C. Mitchell

A promissory note is a legal document, and although it is relatively basic, writing one is often still something of an artful undertaking. In most cases, notes must set out the name of the parties involved, the total amount of the loan, and the conditions of repayment. Any security, interest, or other considerations must also be named, and the document usually has to be signed by both parties. Although some free templates are available online and in books, it is usually a good idea to at least investigate your jurisdiction’s rules before assuming that a note you write will be binding.

A promissory note is an agreement between two parties indicating a maker's intention to pay a specified amount of money to a payee, or lender.
A promissory note is an agreement between two parties indicating a maker's intention to pay a specified amount of money to a payee, or lender.

Identifying the lender and the borrower is usually the first thing you must do when sitting down to write a promissory note. List the full name of each party, as well as the date — both the date of the precipitating transaction and the date of the note’s drafting.

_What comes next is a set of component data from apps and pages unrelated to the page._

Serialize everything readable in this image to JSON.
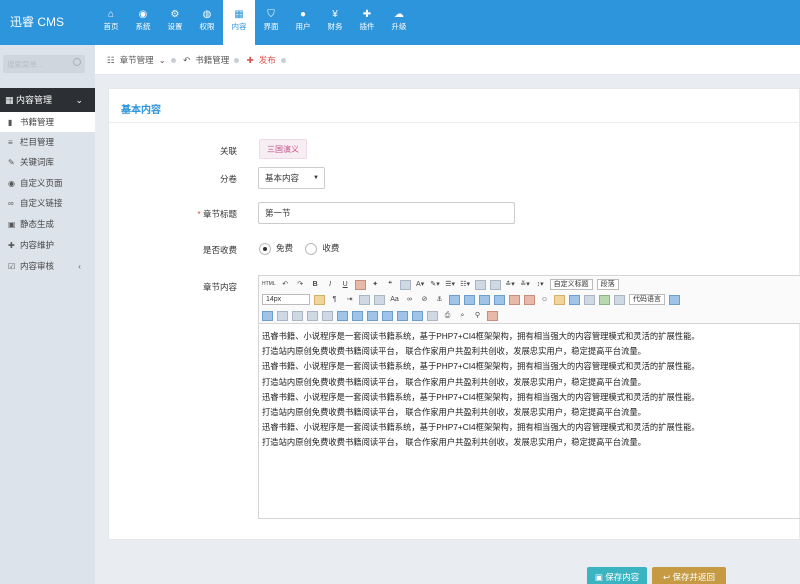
{
  "brand": "迅睿 CMS",
  "nav": [
    {
      "label": "首页",
      "icon": "⌂"
    },
    {
      "label": "系统",
      "icon": "◉"
    },
    {
      "label": "设置",
      "icon": "⚙"
    },
    {
      "label": "权限",
      "icon": "◍"
    },
    {
      "label": "内容",
      "icon": "▦"
    },
    {
      "label": "界面",
      "icon": "⛉"
    },
    {
      "label": "用户",
      "icon": "●"
    },
    {
      "label": "财务",
      "icon": "¥"
    },
    {
      "label": "插件",
      "icon": "✚"
    },
    {
      "label": "升级",
      "icon": "☁"
    }
  ],
  "sidebar": {
    "search_placeholder": "搜索菜单...",
    "section_title": "内容管理",
    "items": [
      {
        "label": "书籍管理",
        "icon": "▮"
      },
      {
        "label": "栏目管理",
        "icon": "≡"
      },
      {
        "label": "关键词库",
        "icon": "✎"
      },
      {
        "label": "自定义页面",
        "icon": "◉"
      },
      {
        "label": "自定义链接",
        "icon": "∞"
      },
      {
        "label": "静态生成",
        "icon": "▣"
      },
      {
        "label": "内容维护",
        "icon": "✚"
      },
      {
        "label": "内容审核",
        "icon": "☑"
      }
    ]
  },
  "breadcrumb": {
    "chapter_mgmt": "章节管理",
    "book_mgmt": "书籍管理",
    "publish": "发布"
  },
  "panel": {
    "title": "基本内容",
    "related_label": "关联",
    "related_value": "三国演义",
    "volume_label": "分卷",
    "volume_value": "基本内容",
    "chapter_title_label": "章节标题",
    "chapter_title_value": "第一节",
    "charge_label": "是否收费",
    "charge_options": [
      "免费",
      "收费"
    ],
    "charge_selected": "免费",
    "content_label": "章节内容"
  },
  "editor": {
    "font_size": "14px",
    "custom_title": "自定义标题",
    "paragraph": "段落",
    "code_lang": "代码语言",
    "lines": [
      "迅睿书籍、小说程序是一套阅读书籍系统，基于PHP7+CI4框架架构，拥有相当强大的内容管理模式和灵活的扩展性能。",
      "打造站内原创免费收费书籍阅读平台， 联合作家用户共盈利共创收，发展忠实用户，稳定提高平台流量。",
      "迅睿书籍、小说程序是一套阅读书籍系统，基于PHP7+CI4框架架构，拥有相当强大的内容管理模式和灵活的扩展性能。",
      "打造站内原创免费收费书籍阅读平台， 联合作家用户共盈利共创收，发展忠实用户，稳定提高平台流量。",
      "迅睿书籍、小说程序是一套阅读书籍系统，基于PHP7+CI4框架架构，拥有相当强大的内容管理模式和灵活的扩展性能。",
      "打造站内原创免费收费书籍阅读平台， 联合作家用户共盈利共创收，发展忠实用户，稳定提高平台流量。",
      "迅睿书籍、小说程序是一套阅读书籍系统，基于PHP7+CI4框架架构，拥有相当强大的内容管理模式和灵活的扩展性能。",
      "打造站内原创免费收费书籍阅读平台， 联合作家用户共盈利共创收，发展忠实用户，稳定提高平台流量。"
    ]
  },
  "buttons": {
    "save": "保存内容",
    "save_back": "保存并返回"
  },
  "colors": {
    "topbar": "#2c95dc",
    "save": "#3bb4c1",
    "save_back": "#c69a43"
  }
}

Many documents drafted by attorneys will use archaic language and fancy turns of phrase in identifying the key players, but this is not usually required. As long as you clearly identify who is involved, even the simplest language is usually sufficient.

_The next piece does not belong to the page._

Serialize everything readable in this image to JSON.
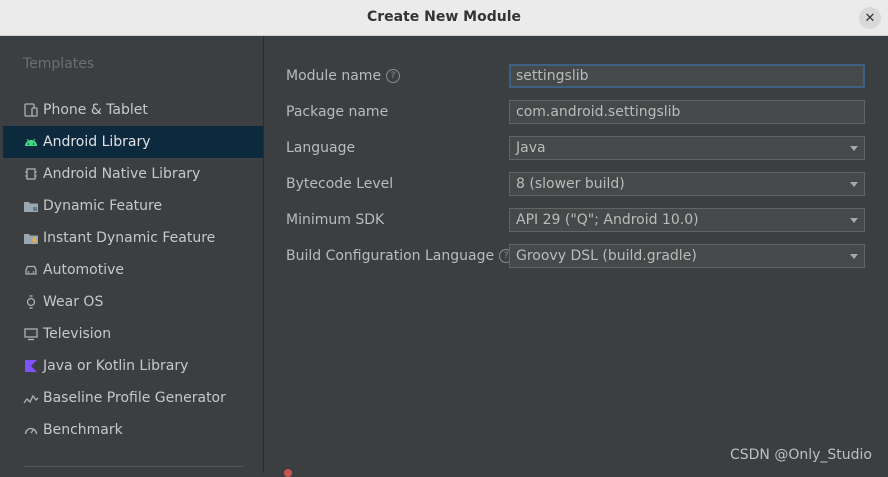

Once you have named the parties, describe the transaction. Write down who gave what to whom, and record the terms of the exchange. The precise amount as well as the medium — that is, whether the loan is to be paid in cash, check, or certified bond, for instance — may seem too obvious to note, but can help clarify both what happened and how. One of the goals when you write a promissory note is to capture the essence of the loan transaction in such a way that an outside observer or judge could use it to recreate exactly what happened when the agreement was struck.

The next thing to include is the repayment plan. If the borrower is going to be repaying the money on an installment basis, set out all of the dates on which payments are due. How the payments are to be received should also be included. This can include payment type as well as location.

In order to write a promissory note that will be useful in the event on non-payment, it is crucial that you have first set out the terms. Without some evidence that the parties agreed to make and receive payments in a certain way, disputes often come down to mere recollections. Battles of who said what are rarely convincing in court.

Any interest owed should also be included as you write a promissory note. Whether or not the borrower can accelerate payment by overpaying or paying into the principal, which tends to reduce interest payments over time, can also be included. Any loan security should be identified, as well.

Signatures are usually a firm requirement to any negotiable instrument or bank note, and promissory notes are no exception. Depending on the jurisdiction, a witness’ signature or the stamp of a notary public may also be required. A signature essentially signifies intent. When the parties named at the top of the note sign it at the bottom, they are testifying that they have read the terms, agree to them, and understand that they will be bound by them.

It is not always possible to write a promissory note that is legally enforceable, even if it includes all of these basic elements. Depending on where you live and how much money is at stake, there may be special considerations or clauses that must be incorporated. A defective promissory note in no way invalidates the loan, but can prove troublesome should one of the parties not live up to his or her end of the bargain. It is often a good idea to seek the advice of a local attorney at some point as you set out to write a promissory note, even if just on an informational basis.

You might also Like

Readers Also Love

Discuss this Article

Post your comments
Forgot password?